* **What to work on**
Could you return every record below exactly as it is written?

[Collection entries]
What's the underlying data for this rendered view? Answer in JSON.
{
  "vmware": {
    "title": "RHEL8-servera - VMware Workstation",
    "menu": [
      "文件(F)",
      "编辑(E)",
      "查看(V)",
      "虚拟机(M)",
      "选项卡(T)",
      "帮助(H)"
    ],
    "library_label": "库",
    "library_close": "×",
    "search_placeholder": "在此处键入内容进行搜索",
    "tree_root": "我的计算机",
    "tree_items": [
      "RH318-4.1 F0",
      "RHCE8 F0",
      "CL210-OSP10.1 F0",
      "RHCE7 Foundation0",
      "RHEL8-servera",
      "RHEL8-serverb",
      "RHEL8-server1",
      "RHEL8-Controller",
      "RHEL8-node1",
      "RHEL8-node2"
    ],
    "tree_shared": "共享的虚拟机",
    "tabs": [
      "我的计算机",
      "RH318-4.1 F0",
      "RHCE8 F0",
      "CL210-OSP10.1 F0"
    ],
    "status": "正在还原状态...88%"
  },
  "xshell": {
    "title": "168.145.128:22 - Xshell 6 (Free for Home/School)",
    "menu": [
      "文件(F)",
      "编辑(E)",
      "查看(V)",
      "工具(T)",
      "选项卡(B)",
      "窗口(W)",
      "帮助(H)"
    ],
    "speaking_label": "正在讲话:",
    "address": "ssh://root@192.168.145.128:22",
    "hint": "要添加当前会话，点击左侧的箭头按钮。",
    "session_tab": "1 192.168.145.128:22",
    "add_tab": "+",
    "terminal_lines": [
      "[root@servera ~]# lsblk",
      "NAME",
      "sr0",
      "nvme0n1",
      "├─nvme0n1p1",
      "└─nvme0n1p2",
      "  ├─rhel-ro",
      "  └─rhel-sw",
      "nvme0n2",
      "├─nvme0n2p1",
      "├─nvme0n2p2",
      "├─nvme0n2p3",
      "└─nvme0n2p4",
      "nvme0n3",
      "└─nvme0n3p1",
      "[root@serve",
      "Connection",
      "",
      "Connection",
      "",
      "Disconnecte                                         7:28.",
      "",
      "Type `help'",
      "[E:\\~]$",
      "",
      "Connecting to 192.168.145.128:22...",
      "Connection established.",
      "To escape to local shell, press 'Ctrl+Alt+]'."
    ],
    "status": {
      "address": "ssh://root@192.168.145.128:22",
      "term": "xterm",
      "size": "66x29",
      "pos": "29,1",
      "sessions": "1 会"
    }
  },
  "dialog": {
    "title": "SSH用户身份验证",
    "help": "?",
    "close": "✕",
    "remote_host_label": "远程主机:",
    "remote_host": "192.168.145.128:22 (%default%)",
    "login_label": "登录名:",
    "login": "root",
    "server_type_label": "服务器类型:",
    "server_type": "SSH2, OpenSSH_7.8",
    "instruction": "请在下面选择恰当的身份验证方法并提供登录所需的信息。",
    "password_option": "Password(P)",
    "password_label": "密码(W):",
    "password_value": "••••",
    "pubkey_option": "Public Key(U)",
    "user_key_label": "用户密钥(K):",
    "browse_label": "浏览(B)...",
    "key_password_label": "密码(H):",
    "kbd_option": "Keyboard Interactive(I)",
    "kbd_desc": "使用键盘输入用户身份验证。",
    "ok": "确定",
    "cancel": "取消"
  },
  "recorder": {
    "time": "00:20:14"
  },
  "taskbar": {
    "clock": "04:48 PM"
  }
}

* **Answer below**
What's the underlying data for this rendered view? Answer in JSON.
{
  "vmware": {
    "title": "RHEL8-servera - VMware Workstation",
    "menu": [
      "文件(F)",
      "编辑(E)",
      "查看(V)",
      "虚拟机(M)",
      "选项卡(T)",
      "帮助(H)"
    ],
    "library_label": "库",
    "library_close": "×",
    "search_placeholder": "在此处键入内容进行搜索",
    "tree_root": "我的计算机",
    "tree_items": [
      "RH318-4.1 F0",
      "RHCE8 F0",
      "CL210-OSP10.1 F0",
      "RHCE7 Foundation0",
      "RHEL8-servera",
      "RHEL8-serverb",
      "RHEL8-server1",
      "RHEL8-Controller",
      "RHEL8-node1",
      "RHEL8-node2"
    ],
    "tree_shared": "共享的虚拟机",
    "tabs": [
      "我的计算机",
      "RH318-4.1 F0",
      "RHCE8 F0",
      "CL210-OSP10.1 F0"
    ],
    "status": "正在还原状态...88%"
  },
  "xshell": {
    "title": "168.145.128:22 - Xshell 6 (Free for Home/School)",
    "menu": [
      "文件(F)",
      "编辑(E)",
      "查看(V)",
      "工具(T)",
      "选项卡(B)",
      "窗口(W)",
      "帮助(H)"
    ],
    "speaking_label": "正在讲话:",
    "address": "ssh://root@192.168.145.128:22",
    "hint": "要添加当前会话，点击左侧的箭头按钮。",
    "session_tab": "1 192.168.145.128:22",
    "add_tab": "+",
    "terminal_lines": [
      "[root@servera ~]# lsblk",
      "NAME",
      "sr0",
      "nvme0n1",
      "├─nvme0n1p1",
      "└─nvme0n1p2",
      "  ├─rhel-ro",
      "  └─rhel-sw",
      "nvme0n2",
      "├─nvme0n2p1",
      "├─nvme0n2p2",
      "├─nvme0n2p3",
      "└─nvme0n2p4",
      "nvme0n3",
      "└─nvme0n3p1",
      "[root@serve",
      "Connection",
      "",
      "Connection",
      "",
      "Disconnecte                                         7:28.",
      "",
      "Type `help'",
      "[E:\\~]$",
      "",
      "Connecting to 192.168.145.128:22...",
      "Connection established.",
      "To escape to local shell, press 'Ctrl+Alt+]'."
    ],
    "status": {
      "address": "ssh://root@192.168.145.128:22",
      "term": "xterm",
      "size": "66x29",
      "pos": "29,1",
      "sessions": "1 会"
    }
  },
  "dialog": {
    "title": "SSH用户身份验证",
    "help": "?",
    "close": "✕",
    "remote_host_label": "远程主机:",
    "remote_host": "192.168.145.128:22 (%default%)",
    "login_label": "登录名:",
    "login": "root",
    "server_type_label": "服务器类型:",
    "server_type": "SSH2, OpenSSH_7.8",
    "instruction": "请在下面选择恰当的身份验证方法并提供登录所需的信息。",
    "password_option": "Password(P)",
    "password_label": "密码(W):",
    "password_value": "••••",
    "pubkey_option": "Public Key(U)",
    "user_key_label": "用户密钥(K):",
    "browse_label": "浏览(B)...",
    "key_password_label": "密码(H):",
    "kbd_option": "Keyboard Interactive(I)",
    "kbd_desc": "使用键盘输入用户身份验证。",
    "ok": "确定",
    "cancel": "取消"
  },
  "recorder": {
    "time": "00:20:14"
  },
  "taskbar": {
    "clock": "04:48 PM"
  }
}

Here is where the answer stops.